> [WHAT YOU ARE ASKED TO DO]: Within the listing, how many lines hold the word "está"? Give the number by itself.

-- RECORDS TO PROCESS follows --

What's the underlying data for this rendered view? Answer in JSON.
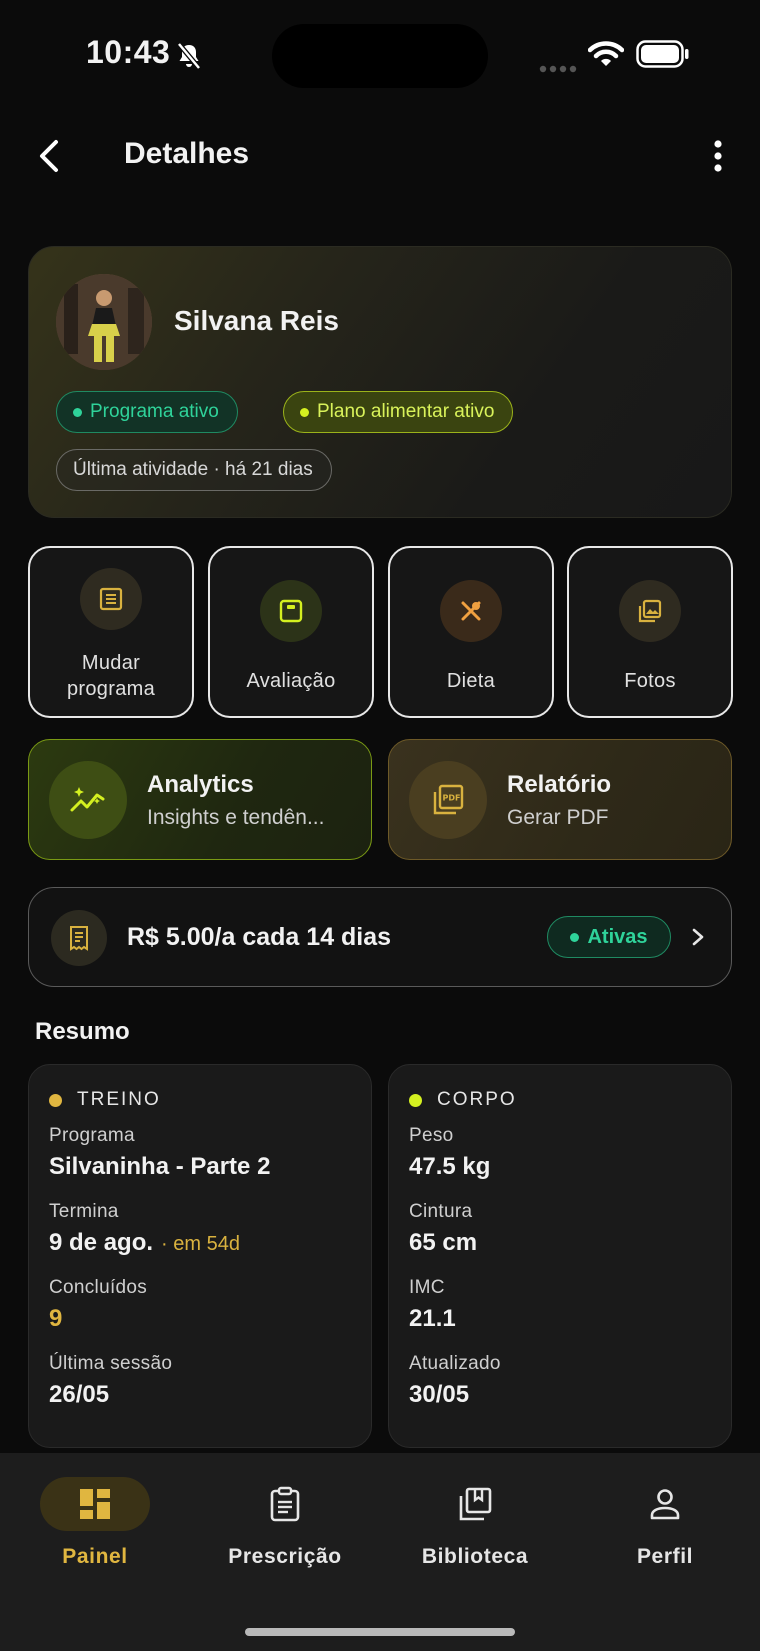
{
  "status_bar": {
    "time": "10:43"
  },
  "header": {
    "title": "Detalhes"
  },
  "profile": {
    "name": "Silvana Reis",
    "chips": {
      "program": "Programa ativo",
      "diet": "Plano alimentar ativo",
      "activity": "Última atividade · há 21 dias"
    }
  },
  "actions": {
    "change_program": "Mudar programa",
    "assessment": "Avaliação",
    "diet": "Dieta",
    "photos": "Fotos"
  },
  "analytics": {
    "title": "Analytics",
    "subtitle": "Insights e tendên..."
  },
  "report": {
    "title": "Relatório",
    "subtitle": "Gerar PDF"
  },
  "subscription": {
    "text": "R$ 5.00/a cada 14 dias",
    "badge": "Ativas"
  },
  "summary": {
    "title": "Resumo",
    "training": {
      "heading": "TREINO",
      "program_label": "Programa",
      "program_value": "Silvaninha - Parte 2",
      "ends_label": "Termina",
      "ends_value": "9 de ago.",
      "ends_suffix": "· em 54d",
      "completed_label": "Concluídos",
      "completed_value": "9",
      "last_session_label": "Última sessão",
      "last_session_value": "26/05"
    },
    "body": {
      "heading": "CORPO",
      "weight_label": "Peso",
      "weight_value": "47.5 kg",
      "waist_label": "Cintura",
      "waist_value": "65 cm",
      "bmi_label": "IMC",
      "bmi_value": "21.1",
      "updated_label": "Atualizado",
      "updated_value": "30/05"
    }
  },
  "nav": {
    "panel": "Painel",
    "prescription": "Prescrição",
    "library": "Biblioteca",
    "profile": "Perfil"
  },
  "colors": {
    "accent_gold": "#e0b640",
    "accent_lime": "#d4f020",
    "accent_green": "#2fd39a",
    "background": "#0b0b0b"
  }
}
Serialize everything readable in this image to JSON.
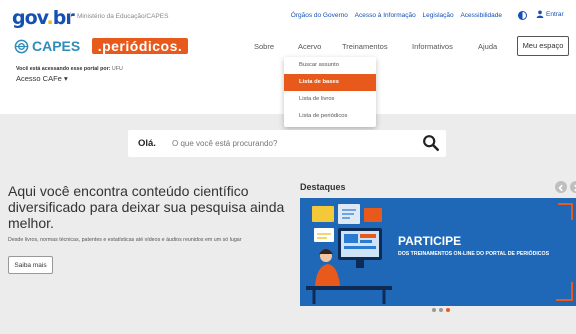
{
  "gov_bar": {
    "logo_parts": [
      "gov",
      ".",
      "br"
    ],
    "ministry": "Ministério da Educação/CAPES",
    "links": [
      "Órgãos do Governo",
      "Acesso à Informação",
      "Legislação",
      "Acessibilidade"
    ],
    "login_label": "Entrar"
  },
  "header": {
    "capes_label": "CAPES",
    "periodicos_label": ".periódicos.",
    "nav": [
      "Sobre",
      "Acervo",
      "Treinamentos",
      "Informativos",
      "Ajuda"
    ],
    "meu_espaco": "Meu espaço",
    "access_text": "Você está acessando esse portal por:",
    "access_institution": "UFU",
    "access_method": "Acesso CAFe"
  },
  "acervo_menu": {
    "items": [
      "Buscar assunto",
      "Lista de bases",
      "Lista de livros",
      "Lista de periódicos"
    ],
    "active_index": 1
  },
  "search": {
    "greeting": "Olá.",
    "placeholder": "O que você está procurando?"
  },
  "hero": {
    "title": "Aqui você encontra conteúdo científico diversificado para deixar sua pesquisa ainda melhor.",
    "description": "Desde livros, normas técnicas, patentes e estatísticas até vídeos e áudios reunidos em um só lugar",
    "button": "Saiba mais"
  },
  "highlights": {
    "title": "Destaques",
    "banner_title": "PARTICIPE",
    "banner_subtitle": "DOS TREINAMENTOS ON-LINE DO PORTAL DE PERIÓDICOS",
    "slides_total": 3,
    "active_slide": 2
  },
  "colors": {
    "brand_blue": "#1351b4",
    "brand_orange": "#e85a1c",
    "capes_teal": "#2e8eba",
    "banner_blue": "#1f68b7"
  }
}
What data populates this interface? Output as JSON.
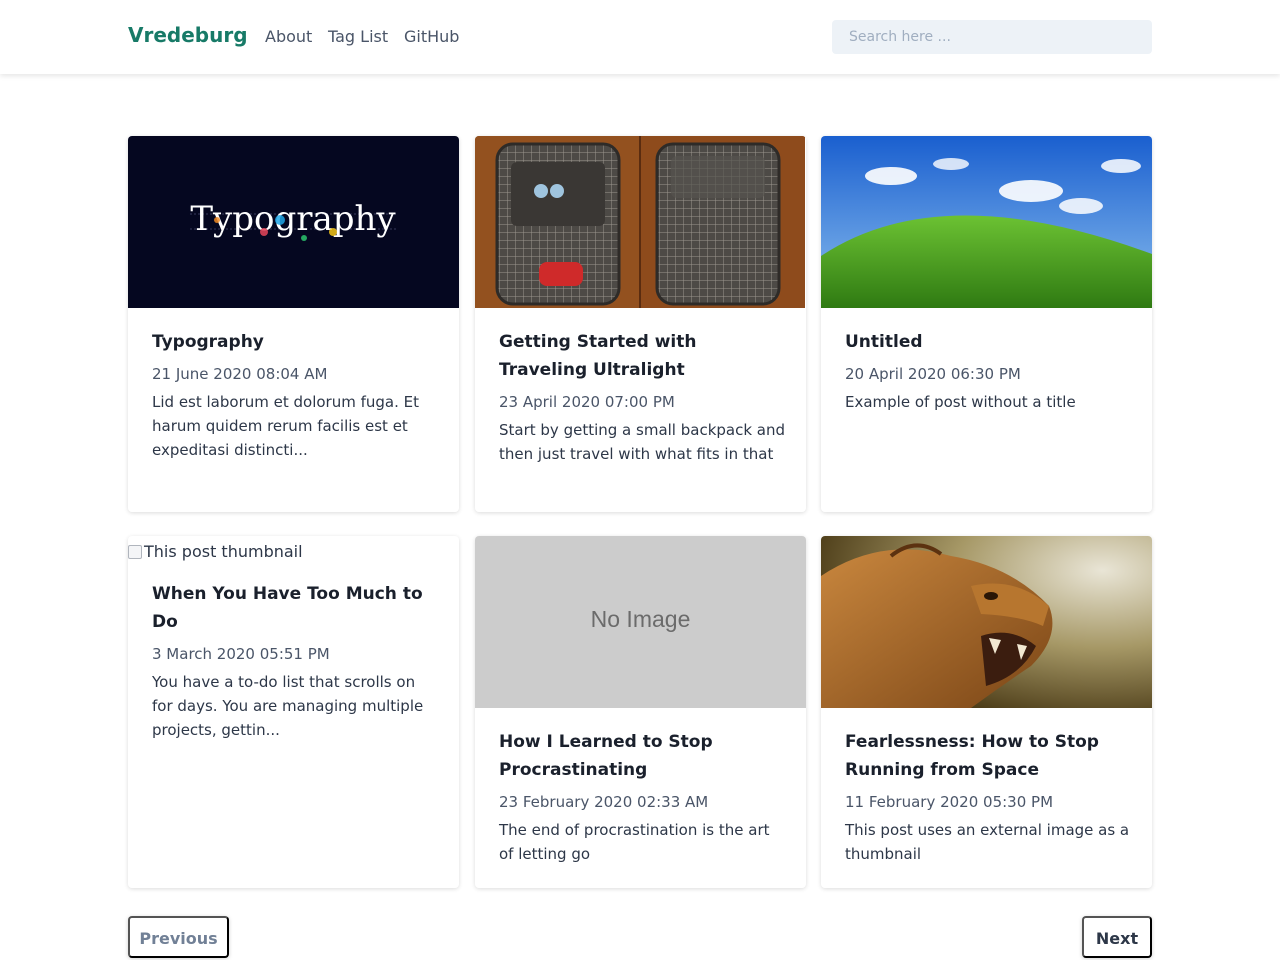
{
  "nav": {
    "brand": "Vredeburg",
    "links": [
      "About",
      "Tag List",
      "GitHub"
    ],
    "search_placeholder": "Search here ..."
  },
  "posts": [
    {
      "title": "Typography",
      "date": "21 June 2020 08:04 AM",
      "summary": "Lid est laborum et dolorum fuga. Et harum quidem rerum facilis est et expeditasi distincti...",
      "thumbnail_text": "Typography"
    },
    {
      "title": "Getting Started with Traveling Ultralight",
      "date": "23 April 2020 07:00 PM",
      "summary": "Start by getting a small backpack and then just travel with what fits in that"
    },
    {
      "title": "Untitled",
      "date": "20 April 2020 06:30 PM",
      "summary": "Example of post without a title"
    },
    {
      "title": "When You Have Too Much to Do",
      "date": "3 March 2020 05:51 PM",
      "summary": "You have a to-do list that scrolls on for days. You are managing multiple projects, gettin...",
      "thumbnail_alt": "This post thumbnail"
    },
    {
      "title": "How I Learned to Stop Procrastinating",
      "date": "23 February 2020 02:33 AM",
      "summary": "The end of procrastination is the art of letting go",
      "thumbnail_text": "No Image"
    },
    {
      "title": "Fearlessness: How to Stop Running from Space",
      "date": "11 February 2020 05:30 PM",
      "summary": "This post uses an external image as a thumbnail"
    }
  ],
  "pagination": {
    "previous": "Previous",
    "next": "Next"
  },
  "colors": {
    "brand": "#177a67",
    "text": "#1a202c",
    "muted": "#4a5568",
    "search_bg": "#edf2f7"
  }
}
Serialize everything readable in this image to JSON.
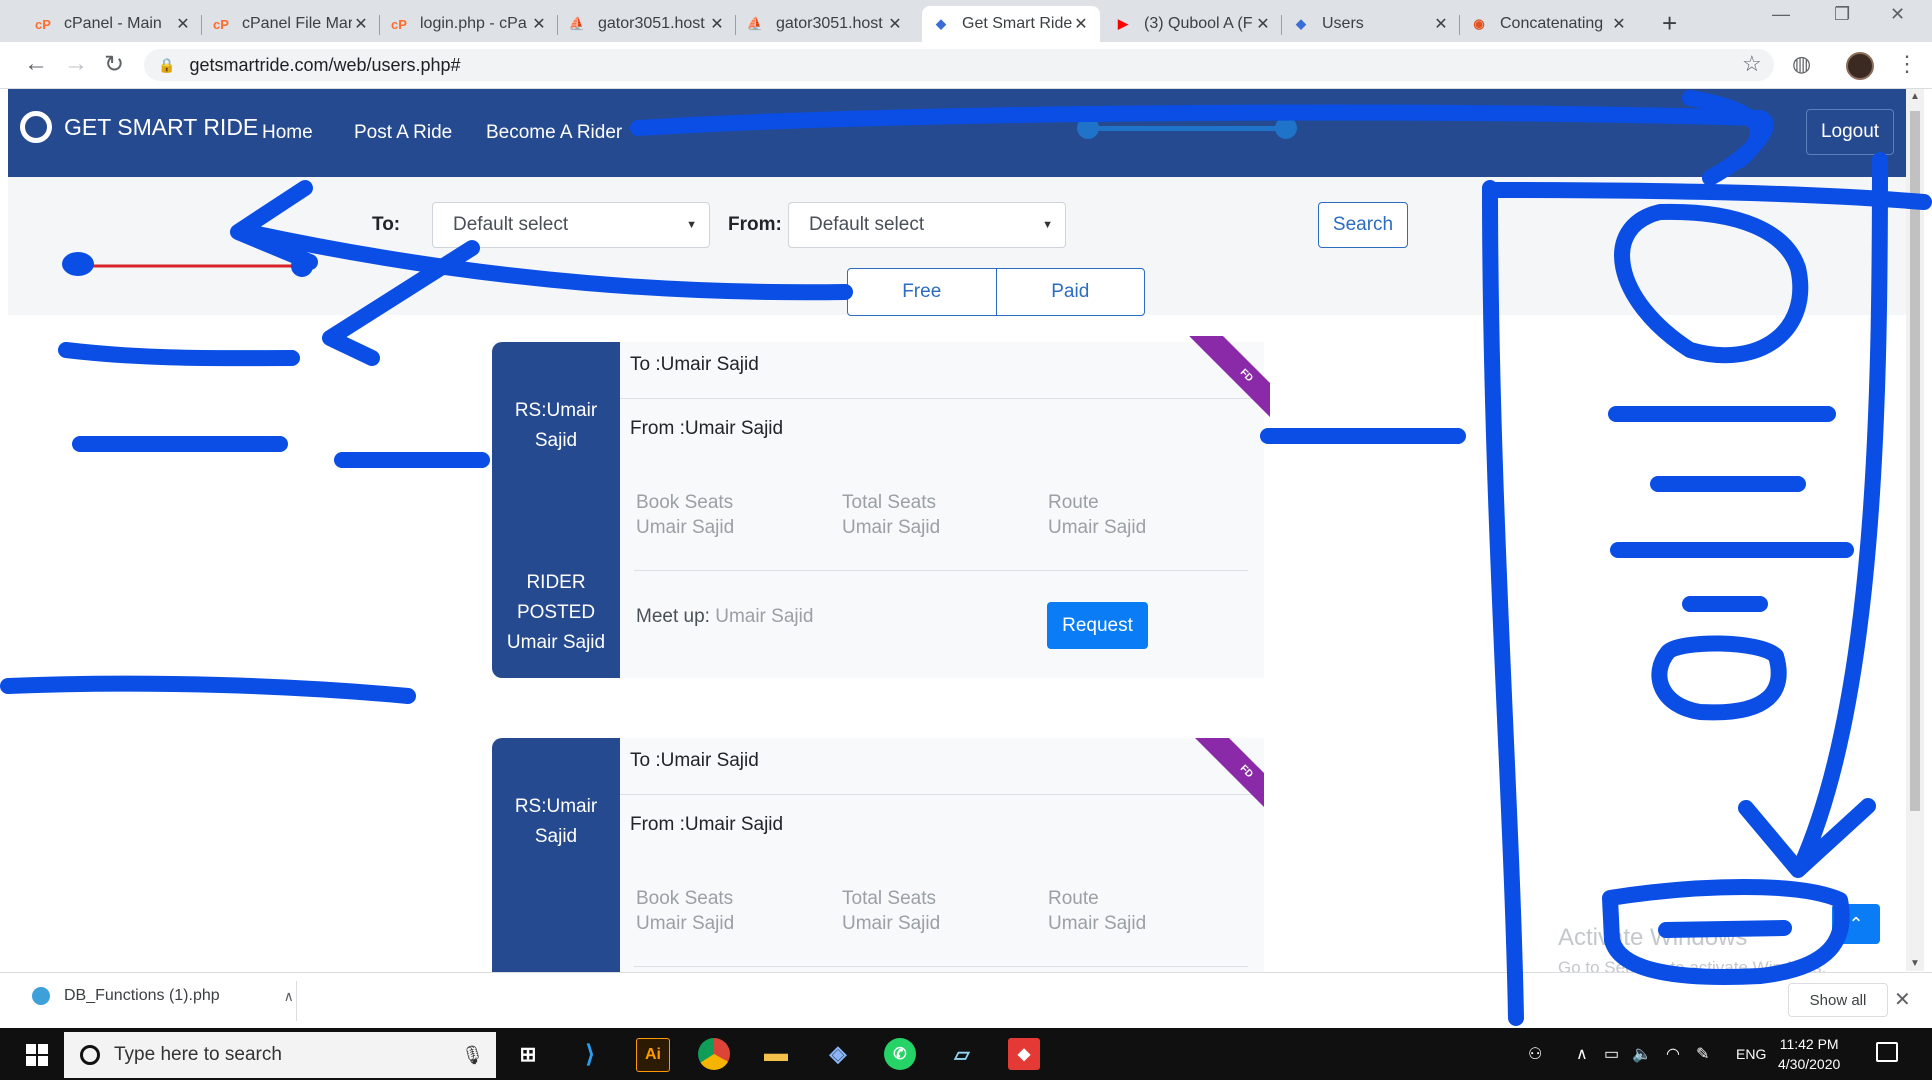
{
  "browser": {
    "tabs": [
      {
        "title": "cPanel - Main",
        "favicon": "cpanel-icon"
      },
      {
        "title": "cPanel File Mar",
        "favicon": "cpanel-icon"
      },
      {
        "title": "login.php - cPa",
        "favicon": "cpanel-icon"
      },
      {
        "title": "gator3051.host",
        "favicon": "phpmyadmin-icon"
      },
      {
        "title": "gator3051.host",
        "favicon": "phpmyadmin-icon"
      },
      {
        "title": "Get Smart Ride",
        "favicon": "site-icon",
        "active": true
      },
      {
        "title": "(3) Qubool A (F",
        "favicon": "youtube-icon"
      },
      {
        "title": "Users",
        "favicon": "site-icon"
      },
      {
        "title": "Concatenating",
        "favicon": "docs-icon"
      }
    ],
    "url": "getsmartride.com/web/users.php#",
    "new_tab": "+",
    "window_controls": {
      "minimize": "—",
      "maximize": "❐",
      "close": "✕"
    }
  },
  "navbar": {
    "brand": "GET SMART RIDE",
    "links": [
      "Home",
      "Post A Ride",
      "Become A Rider"
    ],
    "logout": "Logout"
  },
  "filter": {
    "to_label": "To:",
    "to_value": "Default select",
    "from_label": "From:",
    "from_value": "Default select",
    "range": {
      "min": 0,
      "max": 1
    },
    "search": "Search",
    "segments": [
      "Free",
      "Paid"
    ]
  },
  "cards": [
    {
      "rs": "RS:Umair Sajid",
      "to": "To :Umair Sajid",
      "from": "From :Umair Sajid",
      "book_seats_label": "Book Seats",
      "book_seats_value": "Umair Sajid",
      "total_seats_label": "Total Seats",
      "total_seats_value": "Umair Sajid",
      "route_label": "Route",
      "route_value": "Umair Sajid",
      "posted_label": "RIDER POSTED",
      "posted_by": "Umair Sajid",
      "meet_label": "Meet up:",
      "meet_value": "Umair Sajid",
      "request": "Request",
      "ribbon": "FD"
    },
    {
      "rs": "RS:Umair Sajid",
      "to": "To :Umair Sajid",
      "from": "From :Umair Sajid",
      "book_seats_label": "Book Seats",
      "book_seats_value": "Umair Sajid",
      "total_seats_label": "Total Seats",
      "total_seats_value": "Umair Sajid",
      "route_label": "Route",
      "route_value": "Umair Sajid",
      "ribbon": "FD"
    }
  ],
  "watermark": {
    "line1": "Activate Windows",
    "line2": "Go to Settings to activate Windows."
  },
  "downloads": {
    "file": "DB_Functions (1).php",
    "show_all": "Show all"
  },
  "taskbar": {
    "search_placeholder": "Type here to search",
    "apps": [
      "task-view-icon",
      "vscode-icon",
      "illustrator-icon",
      "chrome-icon",
      "file-explorer-icon",
      "virtualbox-icon",
      "whatsapp-icon",
      "notepad-icon",
      "git-icon"
    ],
    "illustrator_label": "Ai",
    "language": "ENG",
    "time": "11:42 PM",
    "date": "4/30/2020"
  },
  "colors": {
    "navbar": "#264a8f",
    "accent": "#2c6cc1",
    "request": "#0a7cf5",
    "ribbon": "#8a2aa8",
    "annotation": "#0a4ee6",
    "annotation_red": "#d9232a"
  }
}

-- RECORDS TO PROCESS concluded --

> [PROBLEM SOLUTION]: 2